● **What you will do**: Copy out every line of the records where the string "value" occurs.

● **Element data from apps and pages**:
▼
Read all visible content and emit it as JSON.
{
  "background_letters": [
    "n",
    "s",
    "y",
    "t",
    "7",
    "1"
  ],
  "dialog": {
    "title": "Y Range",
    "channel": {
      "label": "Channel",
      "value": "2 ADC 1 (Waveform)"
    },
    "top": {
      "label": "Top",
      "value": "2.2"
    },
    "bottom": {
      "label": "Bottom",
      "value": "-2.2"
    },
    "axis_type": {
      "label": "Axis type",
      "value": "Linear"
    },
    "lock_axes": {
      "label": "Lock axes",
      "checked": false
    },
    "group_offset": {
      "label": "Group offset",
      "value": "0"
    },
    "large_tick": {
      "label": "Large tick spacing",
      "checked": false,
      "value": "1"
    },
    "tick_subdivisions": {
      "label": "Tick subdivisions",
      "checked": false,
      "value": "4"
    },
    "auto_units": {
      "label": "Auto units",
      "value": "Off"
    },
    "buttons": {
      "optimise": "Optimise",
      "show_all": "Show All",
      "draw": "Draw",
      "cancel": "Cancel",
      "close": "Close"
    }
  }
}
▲
● **Result**:
      "value": "2 ADC 1 (Waveform)"
      "value": "2.2"
      "value": "-2.2"
      "value": "Linear"
      "value": "0"
      "value": "1"
      "value": "4"
      "value": "Off"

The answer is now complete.